Life is speeding up, a wind-up carousel spinning faster and faster. People brush past me at various speeds, some only a step quicker, others a blur of motion. But everyone is scurrying on and my feet drag through an ever-thickening mud.
Maybe it’s just me, slowing down, step by step, to the plodding pace of a turtle.
Day after day, as the carousel winds faster, I seem to be falling out of pace with my world. I accomplish half as much as my peers at work, write less than my fellow writers, complete fewer chores around the house, and read fewer books than my bookworm girlhood self that barreled through Pride and Prejudice and The Hobbit in two days each.
This is the curse of fibromyalgia, and really any other chronic health condition. I am forever trapped in a slow-motion action sequence that looks amazing on film, but in real life grows exponentially more frustrating.
I am about to return home on my annual pilgrimage to my hometown of Portland, Oregon, and my daily shower contemplation left me wondering why, as the years pass, I feel increasingly out of synch with the incubator of who I have become. It’s still Portland. Still my drizzly, moss-laden, rose-scented, eccentric cradle of my heart. She may change her hairstyle with a few gentrified neighborhoods and a new building here and there, but it’s still Portland. I would recognize her just by the freshness of her perfume and the soundtrack of MAX clacking past if you blindfolded me before a quick teleportation to Pioneer Courthouse Square. I walk her streets, but everything is slightly…off. Like I am a second behind in time, racing vainly to catch up.
My recent journey to a land outside this hectic rat race illuminates this conundrum. For the first time since childhood, with my very first walk through the glistening streets of Torshavn, Faroe Islands, I felt right. I wandered through a fine mist past grassy roofs and serene, snug houses as locals bobbed their heads in cordial hello to a complete stranger. I couldn’t shake the communion my soul felt and I had yet to even reach my hostel. I was a pendulum, swinging back into place after years out of time. In this land of sea, mountain, and fog perched high in the forgotten corners of the North Atlantic, life continues at the pace we are meant to live. I could breathe, expanding my lungs in air that nurtured my perfect rhythm.
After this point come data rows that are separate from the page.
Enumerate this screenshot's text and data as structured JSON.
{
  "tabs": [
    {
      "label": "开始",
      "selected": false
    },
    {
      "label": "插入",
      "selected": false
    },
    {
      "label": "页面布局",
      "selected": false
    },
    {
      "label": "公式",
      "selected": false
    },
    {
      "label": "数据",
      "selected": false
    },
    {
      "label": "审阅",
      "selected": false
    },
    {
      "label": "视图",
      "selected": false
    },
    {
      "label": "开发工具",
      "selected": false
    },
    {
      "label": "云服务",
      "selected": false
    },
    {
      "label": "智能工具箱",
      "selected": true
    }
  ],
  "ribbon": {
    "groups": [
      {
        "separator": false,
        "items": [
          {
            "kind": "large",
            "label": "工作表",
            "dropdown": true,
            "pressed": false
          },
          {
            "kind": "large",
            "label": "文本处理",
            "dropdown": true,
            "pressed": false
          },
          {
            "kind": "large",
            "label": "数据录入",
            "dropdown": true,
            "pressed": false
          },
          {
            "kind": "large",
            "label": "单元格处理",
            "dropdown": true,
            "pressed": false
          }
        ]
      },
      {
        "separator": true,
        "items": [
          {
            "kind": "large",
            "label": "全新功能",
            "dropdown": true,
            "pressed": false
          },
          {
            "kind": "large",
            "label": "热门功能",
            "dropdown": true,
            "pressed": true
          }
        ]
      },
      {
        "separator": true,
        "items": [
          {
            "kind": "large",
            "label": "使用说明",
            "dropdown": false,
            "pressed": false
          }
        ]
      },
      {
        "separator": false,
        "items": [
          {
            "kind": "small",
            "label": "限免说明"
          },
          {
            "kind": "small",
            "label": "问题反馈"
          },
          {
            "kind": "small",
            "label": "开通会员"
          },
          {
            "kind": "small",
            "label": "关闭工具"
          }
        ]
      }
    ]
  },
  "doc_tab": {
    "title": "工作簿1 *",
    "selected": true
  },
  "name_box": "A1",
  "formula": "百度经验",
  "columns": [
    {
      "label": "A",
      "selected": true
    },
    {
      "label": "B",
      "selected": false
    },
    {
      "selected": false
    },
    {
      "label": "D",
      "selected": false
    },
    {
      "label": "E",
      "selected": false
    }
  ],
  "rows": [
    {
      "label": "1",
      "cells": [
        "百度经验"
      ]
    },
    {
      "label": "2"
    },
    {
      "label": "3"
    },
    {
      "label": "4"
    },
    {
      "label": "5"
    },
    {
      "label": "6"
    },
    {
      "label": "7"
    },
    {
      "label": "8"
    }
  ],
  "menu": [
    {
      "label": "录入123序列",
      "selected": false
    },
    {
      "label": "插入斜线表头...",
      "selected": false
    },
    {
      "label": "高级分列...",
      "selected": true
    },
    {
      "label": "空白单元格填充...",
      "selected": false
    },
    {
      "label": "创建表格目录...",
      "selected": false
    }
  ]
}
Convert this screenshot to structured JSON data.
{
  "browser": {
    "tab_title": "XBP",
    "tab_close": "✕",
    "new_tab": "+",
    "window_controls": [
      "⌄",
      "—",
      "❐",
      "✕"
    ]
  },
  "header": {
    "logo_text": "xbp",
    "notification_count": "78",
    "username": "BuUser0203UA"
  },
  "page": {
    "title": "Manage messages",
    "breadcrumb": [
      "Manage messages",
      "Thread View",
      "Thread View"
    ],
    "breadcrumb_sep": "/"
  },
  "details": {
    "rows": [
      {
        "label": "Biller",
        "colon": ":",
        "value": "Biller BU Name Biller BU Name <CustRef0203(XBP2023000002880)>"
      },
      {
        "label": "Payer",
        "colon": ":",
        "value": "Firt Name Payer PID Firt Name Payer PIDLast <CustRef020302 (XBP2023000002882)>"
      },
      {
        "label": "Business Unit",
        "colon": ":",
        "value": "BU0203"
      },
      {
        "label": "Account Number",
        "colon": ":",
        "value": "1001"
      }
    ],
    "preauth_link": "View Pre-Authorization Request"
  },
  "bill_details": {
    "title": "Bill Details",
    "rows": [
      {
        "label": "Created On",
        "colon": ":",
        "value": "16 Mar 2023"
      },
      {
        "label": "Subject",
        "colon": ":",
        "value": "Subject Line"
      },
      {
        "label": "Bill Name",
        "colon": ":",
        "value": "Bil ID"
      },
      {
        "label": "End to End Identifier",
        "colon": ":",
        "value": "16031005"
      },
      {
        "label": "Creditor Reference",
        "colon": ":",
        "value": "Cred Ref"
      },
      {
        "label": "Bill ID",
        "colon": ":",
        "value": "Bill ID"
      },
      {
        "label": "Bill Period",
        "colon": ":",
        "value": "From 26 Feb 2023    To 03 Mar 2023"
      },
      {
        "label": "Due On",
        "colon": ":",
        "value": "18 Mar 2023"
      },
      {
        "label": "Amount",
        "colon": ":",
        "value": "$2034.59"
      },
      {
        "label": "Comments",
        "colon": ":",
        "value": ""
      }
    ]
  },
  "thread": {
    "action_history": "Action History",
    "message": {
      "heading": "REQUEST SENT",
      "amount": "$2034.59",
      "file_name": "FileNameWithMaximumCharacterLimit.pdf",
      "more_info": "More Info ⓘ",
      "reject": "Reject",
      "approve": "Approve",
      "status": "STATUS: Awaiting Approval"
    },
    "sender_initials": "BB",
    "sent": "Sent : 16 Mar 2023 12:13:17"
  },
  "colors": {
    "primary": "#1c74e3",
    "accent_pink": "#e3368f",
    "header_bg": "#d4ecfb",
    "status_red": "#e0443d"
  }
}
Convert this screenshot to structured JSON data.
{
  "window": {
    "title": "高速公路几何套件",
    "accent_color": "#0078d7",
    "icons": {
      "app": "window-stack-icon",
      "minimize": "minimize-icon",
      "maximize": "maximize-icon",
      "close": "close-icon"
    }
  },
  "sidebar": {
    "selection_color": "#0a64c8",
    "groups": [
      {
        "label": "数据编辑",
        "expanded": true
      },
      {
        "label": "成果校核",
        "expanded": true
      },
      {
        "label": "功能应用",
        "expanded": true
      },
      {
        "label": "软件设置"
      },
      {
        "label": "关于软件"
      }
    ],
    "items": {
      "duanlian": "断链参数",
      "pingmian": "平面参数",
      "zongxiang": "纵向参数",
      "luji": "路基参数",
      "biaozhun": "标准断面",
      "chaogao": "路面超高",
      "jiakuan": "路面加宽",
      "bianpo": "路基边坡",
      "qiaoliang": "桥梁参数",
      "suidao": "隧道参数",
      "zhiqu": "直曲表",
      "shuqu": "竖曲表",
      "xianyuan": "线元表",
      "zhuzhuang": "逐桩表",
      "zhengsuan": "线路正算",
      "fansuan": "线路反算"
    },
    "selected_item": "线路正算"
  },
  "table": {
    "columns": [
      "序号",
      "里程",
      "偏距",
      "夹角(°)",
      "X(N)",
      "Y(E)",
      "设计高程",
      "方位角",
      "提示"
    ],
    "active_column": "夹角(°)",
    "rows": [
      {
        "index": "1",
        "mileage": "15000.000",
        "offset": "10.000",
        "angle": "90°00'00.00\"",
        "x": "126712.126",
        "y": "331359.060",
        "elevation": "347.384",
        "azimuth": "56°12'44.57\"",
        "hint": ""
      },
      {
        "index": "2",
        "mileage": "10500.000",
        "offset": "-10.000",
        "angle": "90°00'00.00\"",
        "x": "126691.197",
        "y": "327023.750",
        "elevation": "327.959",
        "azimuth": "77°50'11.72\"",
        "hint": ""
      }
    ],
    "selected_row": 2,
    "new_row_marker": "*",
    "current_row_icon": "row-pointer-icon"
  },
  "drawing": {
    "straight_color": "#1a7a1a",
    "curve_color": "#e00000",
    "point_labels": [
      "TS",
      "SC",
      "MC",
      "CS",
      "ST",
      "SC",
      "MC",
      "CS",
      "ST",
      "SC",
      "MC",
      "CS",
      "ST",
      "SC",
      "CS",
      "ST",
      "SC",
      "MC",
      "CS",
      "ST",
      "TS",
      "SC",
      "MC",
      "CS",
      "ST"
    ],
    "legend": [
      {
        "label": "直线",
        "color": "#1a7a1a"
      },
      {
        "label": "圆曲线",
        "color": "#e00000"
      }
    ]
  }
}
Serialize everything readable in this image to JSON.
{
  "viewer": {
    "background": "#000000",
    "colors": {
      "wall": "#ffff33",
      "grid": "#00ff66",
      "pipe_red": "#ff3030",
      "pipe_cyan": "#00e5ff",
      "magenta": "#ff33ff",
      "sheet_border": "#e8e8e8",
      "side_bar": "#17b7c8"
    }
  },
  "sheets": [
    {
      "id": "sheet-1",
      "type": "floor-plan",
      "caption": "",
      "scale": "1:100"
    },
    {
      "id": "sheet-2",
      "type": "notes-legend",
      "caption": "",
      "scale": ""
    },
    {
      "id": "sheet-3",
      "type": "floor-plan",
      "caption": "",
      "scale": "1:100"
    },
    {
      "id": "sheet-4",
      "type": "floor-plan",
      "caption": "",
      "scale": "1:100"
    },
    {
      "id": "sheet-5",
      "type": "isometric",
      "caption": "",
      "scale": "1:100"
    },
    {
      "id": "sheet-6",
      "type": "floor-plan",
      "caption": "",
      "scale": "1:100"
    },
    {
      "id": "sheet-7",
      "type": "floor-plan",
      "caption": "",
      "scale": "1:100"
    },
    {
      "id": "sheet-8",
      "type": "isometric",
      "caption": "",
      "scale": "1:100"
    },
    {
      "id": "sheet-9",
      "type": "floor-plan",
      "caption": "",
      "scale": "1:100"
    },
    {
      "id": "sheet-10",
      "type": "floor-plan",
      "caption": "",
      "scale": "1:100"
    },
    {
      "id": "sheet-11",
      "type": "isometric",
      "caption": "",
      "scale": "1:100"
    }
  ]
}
Maybe it’s not us fibromites. Maybe it’s the world at large, rushing into a future of expanding bandwidth, multi-tasking technology, and truncated soundbites shedding all nuance and contemplation. It is stress, brought on by this never-ending overstimulation that sparks our fibro flare events in the first place. Perhaps it’s our participation in this thankless race without a finish line that is the real problem. We could learn something from our fibromylagia. Stop, listen, and take a meander through life. Rediscover the world at a gentle pace that soothes our spirits and nurtures our bodies.
Faroe Islands, thank you. Fibromylagia, thank you. I am relearning how to live life just a little more sanely.